8. Aude Pariset’s Promession® #1 remains from the previous exhibition at the gallery. This work comprises a colony of mealworms which have been eating away at styrofoam while hermetically encased in a bed frame. This ecosystem has both matured and deteriorated into an uneven state; where some worms have perished, others keep eating and some have transformed into beetles leaving skin sheddings in their wake.

1.  Lamolinara, Guy (19 February 1996). “Wired for the Future: President Clinton Signs Telecom Act at LC”. Library of Congress. Retrieved 22nd March 2018.
2.  In response to Clinton and Gore’s symbolic foray of establishing law in cyber space, the cyber-libertarian John Perry Barlow – an American poet, essayist and lyric writer for the Grateful Dead – wrote his influential manifesto A Declaration for Cyber Independence, proclaiming: “Governments of the Industrial World, you weary giants of flesh and steel, I come from Cyberspace, the new home of Mind. On behalf of the future, I ask you of the past to leave us alone. You are not welcome among us. You have no sovereignty where we gather”.
Perry Barlow, John. (8 February 1996, Davos Switzerland.) “A Declaration of the Independence of Cyberspace”. Electronic Frontier Foundation. Retrieved 20th March 2018.
3.  Signing of the 1996 Telecommunications Act. Al Gore (Introduction), Bill Clinton (Address), Sen Frtiz Hollings (D) Closing Address).” C-SPAN, Washington, D.C. 8 February. 1996.
4.  As a predecessor to computer hacking, the subculture of Phreaking emerged alongside cybernetics and within the political turmoil of the late 1960’s. Apple co-founder Steve Wozniak cites Phreaking as a profound influence upon him as a young programmer. In her essay Phreaks, Hackers and Trolls: The Politics of Transgression and Spectacle, Gabriella Coleman describes how communications law evolved in response to Phreaking by citing Ursula Le Guin: “To Make a Thief, Make an Owner; to Create Crime, Create Laws”.
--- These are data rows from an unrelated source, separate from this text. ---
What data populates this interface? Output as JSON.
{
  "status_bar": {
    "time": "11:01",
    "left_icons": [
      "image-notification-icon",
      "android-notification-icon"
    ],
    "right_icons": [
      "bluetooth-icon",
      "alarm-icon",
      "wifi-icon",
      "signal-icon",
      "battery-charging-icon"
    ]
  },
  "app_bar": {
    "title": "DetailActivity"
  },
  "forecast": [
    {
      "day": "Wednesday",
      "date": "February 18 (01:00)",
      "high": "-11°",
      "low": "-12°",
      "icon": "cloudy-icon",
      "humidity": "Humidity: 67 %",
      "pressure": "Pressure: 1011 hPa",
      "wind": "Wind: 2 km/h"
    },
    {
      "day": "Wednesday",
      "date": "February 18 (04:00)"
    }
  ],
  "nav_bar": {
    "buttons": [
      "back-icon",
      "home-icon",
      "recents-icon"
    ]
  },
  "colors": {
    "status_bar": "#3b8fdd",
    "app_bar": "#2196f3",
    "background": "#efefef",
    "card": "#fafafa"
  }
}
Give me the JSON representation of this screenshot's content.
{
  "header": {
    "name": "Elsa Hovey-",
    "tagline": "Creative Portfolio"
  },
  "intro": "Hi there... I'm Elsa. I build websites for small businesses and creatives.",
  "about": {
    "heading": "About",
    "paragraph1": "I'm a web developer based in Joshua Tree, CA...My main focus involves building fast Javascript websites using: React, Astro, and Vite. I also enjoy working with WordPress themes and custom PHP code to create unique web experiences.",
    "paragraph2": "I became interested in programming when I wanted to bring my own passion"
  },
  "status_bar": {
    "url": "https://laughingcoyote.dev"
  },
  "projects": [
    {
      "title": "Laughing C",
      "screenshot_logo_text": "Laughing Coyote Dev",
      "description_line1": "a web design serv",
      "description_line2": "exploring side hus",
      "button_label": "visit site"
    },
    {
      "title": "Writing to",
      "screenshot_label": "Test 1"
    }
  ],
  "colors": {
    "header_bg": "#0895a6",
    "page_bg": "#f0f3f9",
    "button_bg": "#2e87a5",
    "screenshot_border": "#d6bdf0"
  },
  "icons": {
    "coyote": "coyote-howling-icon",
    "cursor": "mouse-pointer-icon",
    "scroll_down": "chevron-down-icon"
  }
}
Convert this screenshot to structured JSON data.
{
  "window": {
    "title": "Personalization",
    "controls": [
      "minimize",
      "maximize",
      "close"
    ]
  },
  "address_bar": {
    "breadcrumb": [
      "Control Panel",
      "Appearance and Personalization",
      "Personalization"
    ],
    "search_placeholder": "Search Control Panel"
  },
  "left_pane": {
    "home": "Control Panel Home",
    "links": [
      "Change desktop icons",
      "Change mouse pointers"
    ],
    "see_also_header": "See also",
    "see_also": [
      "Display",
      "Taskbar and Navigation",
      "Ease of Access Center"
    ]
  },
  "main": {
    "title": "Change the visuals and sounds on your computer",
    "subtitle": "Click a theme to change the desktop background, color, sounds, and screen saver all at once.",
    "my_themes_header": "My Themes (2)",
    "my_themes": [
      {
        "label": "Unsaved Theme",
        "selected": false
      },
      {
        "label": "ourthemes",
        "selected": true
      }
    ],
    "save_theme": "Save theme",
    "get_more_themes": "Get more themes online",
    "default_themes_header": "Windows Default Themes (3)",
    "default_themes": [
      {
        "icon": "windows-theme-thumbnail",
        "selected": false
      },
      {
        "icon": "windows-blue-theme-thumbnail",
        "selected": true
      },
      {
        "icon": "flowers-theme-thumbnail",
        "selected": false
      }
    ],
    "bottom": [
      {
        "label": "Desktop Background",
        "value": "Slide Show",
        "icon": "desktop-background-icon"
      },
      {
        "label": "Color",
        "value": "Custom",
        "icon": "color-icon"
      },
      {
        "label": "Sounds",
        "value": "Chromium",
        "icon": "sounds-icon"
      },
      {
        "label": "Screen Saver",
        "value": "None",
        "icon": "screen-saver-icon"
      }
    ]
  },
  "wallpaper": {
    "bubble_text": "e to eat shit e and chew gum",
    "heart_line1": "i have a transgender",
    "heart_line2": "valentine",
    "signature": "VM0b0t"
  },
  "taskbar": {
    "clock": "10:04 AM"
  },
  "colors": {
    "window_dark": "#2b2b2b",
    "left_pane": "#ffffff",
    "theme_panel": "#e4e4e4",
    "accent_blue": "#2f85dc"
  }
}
5.  Denny has indexed the 110 items seized by the US Government and rematerialized them as inkjet printed canvases, often exhibiting the canvases with copies and replicas of the seized property. According to the artist, these seized possessions represent a sort of venn diagram of shared systems of value between Kim Dotcom and the US Authorities. The Grand Jury indictment is printed and displayed next to the canvases. It includes a full list of the seized property.
6. During the 1990’s, as a teenager, Kim Schmitz (better known as Kim Dotcom) used to hack the databases of AT&T and other major phone companies. Exploiting the vulnerabilities of an emerging global telecoms infrastructure, it is alleged that Schmitz made bulk purchases of stolen phone card information from American hackers. Schmitz then set up premium chat lines in Hong Kong and in the Caribbean and used a “war dialer” program to call the lines en masse with the stolen card numbers – generating over €50,000 in ill-gained profits.
Gallagher, Sean (26 January 2012). “The Fast, Fabulous, Allegedly Fraudulent Life of Megaupload’s Kim Dotcom”. Wired. Retrieved 24th March 2018.
7.  Through an expansive inventory of mass produced consumables, such as trademarked food items and institutional cleaning products, Catherine Telford-Keogh’s work amasses a material economy of the everyday to conjure an uncanny encounter – where recollection of material memory overcomes a sanitization of the senses.